An inclusion or equity rider, popularized last month by Frances McDormand during her Oscar acceptance speech, is a provision added to a contract of an actor to ensure that casting and production staff meet certain levels of diversity, for example regarding the inclusion of women, people of colour, LGBT people and people with disabilities. In McDormand’s speech, the actress mentioned that the rider calls for 50% equality on film sets, but that number is not mentioned in the template for the rider, which instead calls for “state-by- state demographics to determine representational percentages”. Those behind the rider, including Stacy Smith, founder of the Annenberg Inclusion Initiative at the University of Southern California, state that it does not ‘provide for quotas’. The scheme has found favour with a handful of prominent actors and producers including Matt Damon and Ben Affleck’s Pearl Street and actor Michael B Jordan. WME has also said that it encourages its adoption.

However, when I spoke to leading UK entertainment lawyer Graham Greeene, an employment expert at international firm Reed Smith, who helped devise the BFI’s Diversity Standards and whose clients include NBC Universal, Sony and Channel4, he raised concerns about the inclusion rider’s viability in the UK.
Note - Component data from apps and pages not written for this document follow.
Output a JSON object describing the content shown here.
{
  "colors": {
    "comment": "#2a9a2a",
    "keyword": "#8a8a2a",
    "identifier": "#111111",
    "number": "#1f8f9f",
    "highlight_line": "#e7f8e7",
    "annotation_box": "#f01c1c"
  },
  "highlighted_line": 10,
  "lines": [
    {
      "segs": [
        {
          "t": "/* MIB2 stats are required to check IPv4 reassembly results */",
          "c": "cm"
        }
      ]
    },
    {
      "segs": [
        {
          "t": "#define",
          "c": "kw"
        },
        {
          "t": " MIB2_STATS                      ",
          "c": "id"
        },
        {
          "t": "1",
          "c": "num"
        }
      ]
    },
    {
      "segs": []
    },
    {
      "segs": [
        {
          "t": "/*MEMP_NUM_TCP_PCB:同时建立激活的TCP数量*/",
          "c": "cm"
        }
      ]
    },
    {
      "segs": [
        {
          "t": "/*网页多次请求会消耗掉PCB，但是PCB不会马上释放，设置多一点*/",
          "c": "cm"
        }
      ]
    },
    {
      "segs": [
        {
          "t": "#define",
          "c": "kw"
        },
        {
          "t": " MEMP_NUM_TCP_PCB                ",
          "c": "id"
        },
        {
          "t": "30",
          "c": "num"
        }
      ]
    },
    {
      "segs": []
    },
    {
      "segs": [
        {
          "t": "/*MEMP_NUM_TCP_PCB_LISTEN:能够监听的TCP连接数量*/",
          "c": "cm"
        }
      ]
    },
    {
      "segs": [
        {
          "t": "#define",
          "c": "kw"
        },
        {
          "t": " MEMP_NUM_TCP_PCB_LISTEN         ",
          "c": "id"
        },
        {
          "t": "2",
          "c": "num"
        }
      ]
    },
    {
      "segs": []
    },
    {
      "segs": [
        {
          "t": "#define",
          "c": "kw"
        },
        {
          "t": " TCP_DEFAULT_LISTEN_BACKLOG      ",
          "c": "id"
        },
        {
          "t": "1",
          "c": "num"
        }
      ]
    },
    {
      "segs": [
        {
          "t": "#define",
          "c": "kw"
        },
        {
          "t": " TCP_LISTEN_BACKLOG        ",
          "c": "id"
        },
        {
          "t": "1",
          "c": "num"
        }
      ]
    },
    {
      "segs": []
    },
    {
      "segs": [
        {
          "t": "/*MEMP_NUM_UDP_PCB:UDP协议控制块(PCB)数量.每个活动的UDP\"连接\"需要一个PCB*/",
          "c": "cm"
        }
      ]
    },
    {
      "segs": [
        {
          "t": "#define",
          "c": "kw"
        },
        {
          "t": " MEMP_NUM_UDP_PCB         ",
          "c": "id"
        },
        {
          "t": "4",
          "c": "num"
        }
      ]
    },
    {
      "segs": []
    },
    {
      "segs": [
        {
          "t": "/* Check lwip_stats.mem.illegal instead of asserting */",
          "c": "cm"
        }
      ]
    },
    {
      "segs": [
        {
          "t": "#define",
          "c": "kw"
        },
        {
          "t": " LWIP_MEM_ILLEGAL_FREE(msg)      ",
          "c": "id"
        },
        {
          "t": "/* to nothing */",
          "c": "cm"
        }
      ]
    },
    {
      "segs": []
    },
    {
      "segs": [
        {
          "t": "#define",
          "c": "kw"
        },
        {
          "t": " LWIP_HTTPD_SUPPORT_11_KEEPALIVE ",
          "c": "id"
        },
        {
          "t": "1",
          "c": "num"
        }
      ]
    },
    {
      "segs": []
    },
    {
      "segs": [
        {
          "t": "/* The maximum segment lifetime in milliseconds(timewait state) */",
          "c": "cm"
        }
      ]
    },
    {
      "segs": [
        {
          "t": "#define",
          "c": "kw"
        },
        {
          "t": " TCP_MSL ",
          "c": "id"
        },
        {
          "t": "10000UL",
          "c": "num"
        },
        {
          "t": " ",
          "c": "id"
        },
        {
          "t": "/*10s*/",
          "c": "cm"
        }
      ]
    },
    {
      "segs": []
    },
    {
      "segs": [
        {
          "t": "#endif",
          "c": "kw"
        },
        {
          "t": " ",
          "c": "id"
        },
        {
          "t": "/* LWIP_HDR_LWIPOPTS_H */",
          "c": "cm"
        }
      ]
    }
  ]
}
“To date this has been proposed in the U.S. There is a different culture as well as a different legal background in the US. From a UK perspective, I have some questions about what is being proposed. But if it is something that requires a quota of some kind that would raise similar questions to those already considered in relation to some UK initiatives. You can certainly talk about targets and lawful positive action, the Equality Act provides for that, but initiatives such as the BFI’s Diversity Standards in the UK do not require selection because of a particular ethnicity or gender. A quota runs the risk of being unlawful on the basis that if someone is demonstrably treated less favourably because of their gender or ethnicity that is unlawful discrimination and that person could potentially bring a claim.

“When you look at the BFI’s Diversity Standards, they encourage you to think creatively about diversity and encourage lawful positive steps to increase talent pools. The Standards don’t tie funding specifically to figures. They talk about lawful positive action steps not positive discrimination steps.”

Last year, the BFI introduced diversity targets for its own Film Fund funding decisions including achieving a 50-50 gender balance, 20% BAME (black and minority ethnic), 9% LGBTQ and 7% disability. These targets came into effect on April 1. They are in addition to the controversial-at-the-time but now widely accepted BFI Diversity Standards which require all applicants to the BFI’s various funds to meet at least two out of four diversity criteria.